Here’s more of the inchoate sugar industry:

The same time the machinery devoted to the milling of sugar was multiplying and improving. Sixty-eight mills were set up in Bulacan in 1830. In 1834 Domingo Rojas bought a horizontal hydraulic mill in London and set it up in his hacienda in Calauan (Laguna). In the following years, the children of Rojas, Prospero Vidies and the Recollects all set up new iron mills both steam and hydraulic in their respective haciendas of Calatagan (Batangas), Jalajala (Laguna) and Imus (Cavite). In 1834 also, a group of producers headed by Paul de la Gironiere, Domingo Rojas, Francisco Araullo and Iñigo Gonzales de Araolo hired an engineer from Mauritius to build an oven that would allow the producers to use as fuel sugar cane bagasse instead of firewood, which was expensive and at times scarce. As a result, production increased to the point where sixteen years later it had tripled.

Table 3 reveals the Philippine Sugar Exports (Q.M.) in 1828-1850: for the years and their respective quantity, 1828 (72,755), 1829 (75,924), and 1831 (134, 315); then in 1837 (137,663), 1840 (168,692) and 1844 (211,174); still in 1848 (179,698), 1849 (239,010 and 1850 (271,599).

Negros did not have any share in these beginnings. At the end of this period Silay, Talisay, Bacolod, Bago, Bacong, Amlan and other towns cultivated sugar cane but only in small quantities and milled it with extremely simple machines. They crushed the cane by passing it three times under a vertical crusher made of molave powered by a carabao and served by three laborers. The juice ran along a canal to one or two cawas, which were heated by an oven without a chimney, similar to the ovens used to bake bread. Heat coagulated the albuminous particles and made the impurities rise to the surface there to be taken away with a large spoon. The acids were then neutralized with a little lime.

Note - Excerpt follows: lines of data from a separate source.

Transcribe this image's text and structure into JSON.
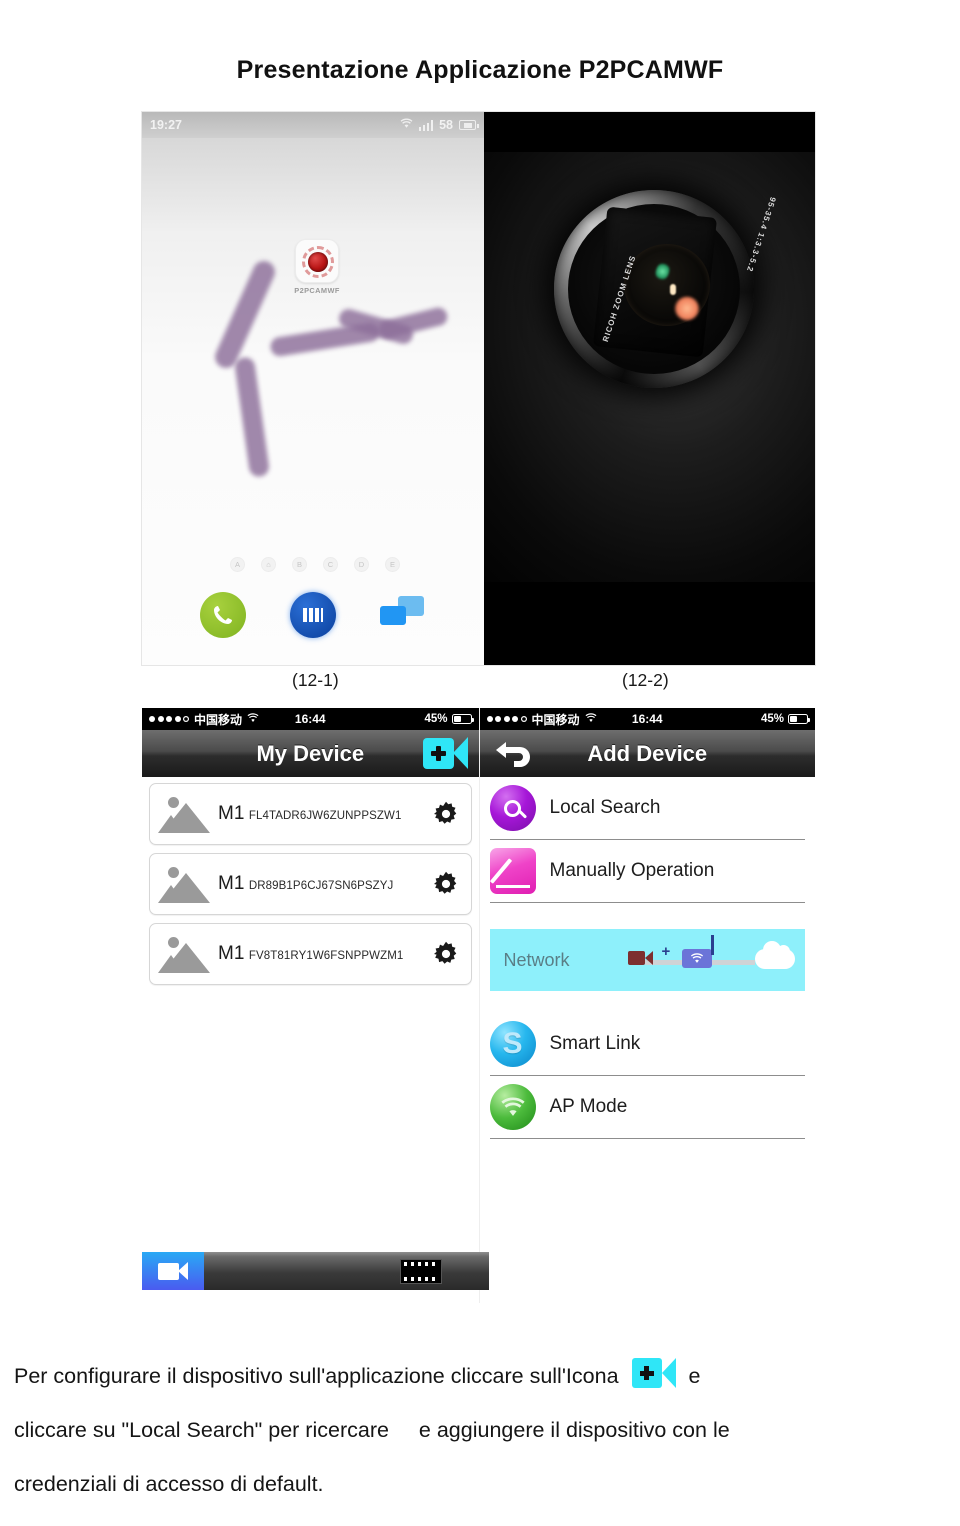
{
  "document": {
    "title": "Presentazione Applicazione P2PCAMWF"
  },
  "figures": {
    "caption_left": "(12-1)",
    "caption_right": "(12-2)"
  },
  "android_home": {
    "status_bar": {
      "time": "19:27",
      "wifi_icon": "wifi-icon",
      "signal_icon": "signal-bars-icon",
      "signal_value": "58",
      "battery_icon": "battery-icon"
    },
    "app_icon": {
      "label": "P2PCAMWF",
      "icon": "p2pcamwf-app-icon"
    },
    "page_indicators": [
      "A",
      "⌂",
      "B",
      "C",
      "D",
      "E"
    ],
    "dock": [
      {
        "name": "phone-icon",
        "glyph": "✆"
      },
      {
        "name": "cards-icon",
        "glyph": ""
      },
      {
        "name": "messages-icon",
        "glyph": ""
      }
    ]
  },
  "camera_photo": {
    "lens_text_left": "RICOH ZOOM LENS",
    "lens_text_right": "95-35.4  1:3.3-5.2"
  },
  "ios_my_device": {
    "status_bar": {
      "carrier": "中国移动",
      "wifi_icon": "wifi-icon",
      "time": "16:44",
      "battery_percent": "45%"
    },
    "nav": {
      "title": "My Device",
      "add_button_icon": "camera-plus-icon"
    },
    "devices": [
      {
        "name": "M1",
        "uid": "FL4TADR6JW6ZUNPPSZW1",
        "settings_icon": "gear-icon"
      },
      {
        "name": "M1",
        "uid": "DR89B1P6CJ67SN6PSZYJ",
        "settings_icon": "gear-icon"
      },
      {
        "name": "M1",
        "uid": "FV8T81RY1W6FSNPPWZM1",
        "settings_icon": "gear-icon"
      }
    ],
    "toolbar": {
      "camera_tab_icon": "camera-tab-icon",
      "gallery_tab_icon": "film-strip-icon"
    }
  },
  "ios_add_device": {
    "status_bar": {
      "carrier": "中国移动",
      "wifi_icon": "wifi-icon",
      "time": "16:44",
      "battery_percent": "45%"
    },
    "nav": {
      "title": "Add Device",
      "back_button_icon": "back-arrow-icon"
    },
    "options": [
      {
        "label": "Local Search",
        "icon": "magnifier-icon"
      },
      {
        "label": "Manually Operation",
        "icon": "pencil-icon"
      }
    ],
    "network_section": {
      "label": "Network",
      "diagram_icons": [
        "camera-icon",
        "plus-icon",
        "router-icon",
        "cloud-icon"
      ]
    },
    "network_options": [
      {
        "label": "Smart Link",
        "icon": "smart-link-icon",
        "glyph": "S"
      },
      {
        "label": "AP Mode",
        "icon": "ap-mode-wifi-icon",
        "glyph": "ᵞ"
      }
    ]
  },
  "body_text": {
    "line1_a": "Per configurare il dispositivo sull'applicazione cliccare sull'Icona",
    "line1_b": "e",
    "line2_a": "cliccare su \"Local Search\" per ricercare",
    "line2_b": "e aggiungere il dispositivo con le",
    "line3": "credenziali di accesso di default."
  },
  "colors": {
    "accent_cyan": "#2fe6f7",
    "network_banner": "#8ef0fb",
    "local_search_purple": "#a617d8",
    "manual_pink": "#ef43c8",
    "smart_link_blue": "#27b7ee",
    "ap_mode_green": "#4cbb3c"
  }
}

When the juice thickened it was taken from the cauldron or cawa and poured into clay jars known in the Philippine market as pilones. This produce was known as azucar binagol and was sold to the public wrapped in buri leaves.